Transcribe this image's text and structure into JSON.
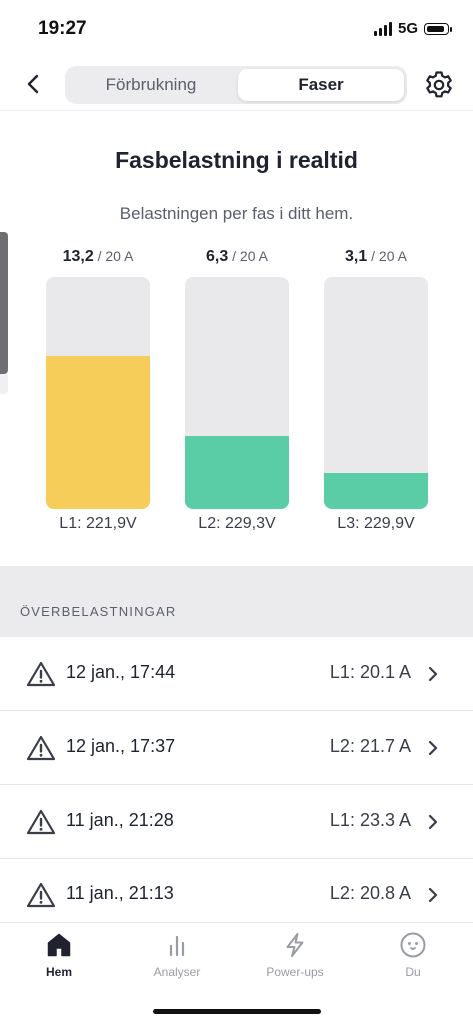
{
  "status": {
    "time": "19:27",
    "network": "5G"
  },
  "nav": {
    "back_icon": "chevron-left-icon",
    "tabs": [
      {
        "label": "Förbrukning",
        "selected": false
      },
      {
        "label": "Faser",
        "selected": true
      }
    ],
    "settings_icon": "gear-icon"
  },
  "header": {
    "title": "Fasbelastning i realtid",
    "subtitle": "Belastningen per fas i ditt hem."
  },
  "phases": [
    {
      "value": "13,2",
      "max": "/ 20 A",
      "fraction": 0.66,
      "color": "#f7cd59",
      "voltage": "L1: 221,9V"
    },
    {
      "value": "6,3",
      "max": "/ 20 A",
      "fraction": 0.315,
      "color": "#5acca6",
      "voltage": "L2: 229,3V"
    },
    {
      "value": "3,1",
      "max": "/ 20 A",
      "fraction": 0.155,
      "color": "#5acca6",
      "voltage": "L3: 229,9V"
    }
  ],
  "overloads": {
    "heading": "ÖVERBELASTNINGAR",
    "items": [
      {
        "date": "12 jan., 17:44",
        "value": "L1: 20.1 A"
      },
      {
        "date": "12 jan., 17:37",
        "value": "L2: 21.7 A"
      },
      {
        "date": "11 jan., 21:28",
        "value": "L1: 23.3 A"
      },
      {
        "date": "11 jan., 21:13",
        "value": "L2: 20.8 A"
      }
    ]
  },
  "tabbar": [
    {
      "label": "Hem",
      "icon": "home-icon",
      "active": true
    },
    {
      "label": "Analyser",
      "icon": "bar-chart-icon",
      "active": false
    },
    {
      "label": "Power-ups",
      "icon": "lightning-icon",
      "active": false
    },
    {
      "label": "Du",
      "icon": "profile-face-icon",
      "active": false
    }
  ]
}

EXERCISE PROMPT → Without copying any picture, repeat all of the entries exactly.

ANSWER BELOW →
Transcribe this image's text and structure into JSON.
{
  "status": {
    "time": "19:27",
    "network": "5G"
  },
  "nav": {
    "back_icon": "chevron-left-icon",
    "tabs": [
      {
        "label": "Förbrukning",
        "selected": false
      },
      {
        "label": "Faser",
        "selected": true
      }
    ],
    "settings_icon": "gear-icon"
  },
  "header": {
    "title": "Fasbelastning i realtid",
    "subtitle": "Belastningen per fas i ditt hem."
  },
  "phases": [
    {
      "value": "13,2",
      "max": "/ 20 A",
      "fraction": 0.66,
      "color": "#f7cd59",
      "voltage": "L1: 221,9V"
    },
    {
      "value": "6,3",
      "max": "/ 20 A",
      "fraction": 0.315,
      "color": "#5acca6",
      "voltage": "L2: 229,3V"
    },
    {
      "value": "3,1",
      "max": "/ 20 A",
      "fraction": 0.155,
      "color": "#5acca6",
      "voltage": "L3: 229,9V"
    }
  ],
  "overloads": {
    "heading": "ÖVERBELASTNINGAR",
    "items": [
      {
        "date": "12 jan., 17:44",
        "value": "L1: 20.1 A"
      },
      {
        "date": "12 jan., 17:37",
        "value": "L2: 21.7 A"
      },
      {
        "date": "11 jan., 21:28",
        "value": "L1: 23.3 A"
      },
      {
        "date": "11 jan., 21:13",
        "value": "L2: 20.8 A"
      }
    ]
  },
  "tabbar": [
    {
      "label": "Hem",
      "icon": "home-icon",
      "active": true
    },
    {
      "label": "Analyser",
      "icon": "bar-chart-icon",
      "active": false
    },
    {
      "label": "Power-ups",
      "icon": "lightning-icon",
      "active": false
    },
    {
      "label": "Du",
      "icon": "profile-face-icon",
      "active": false
    }
  ]
}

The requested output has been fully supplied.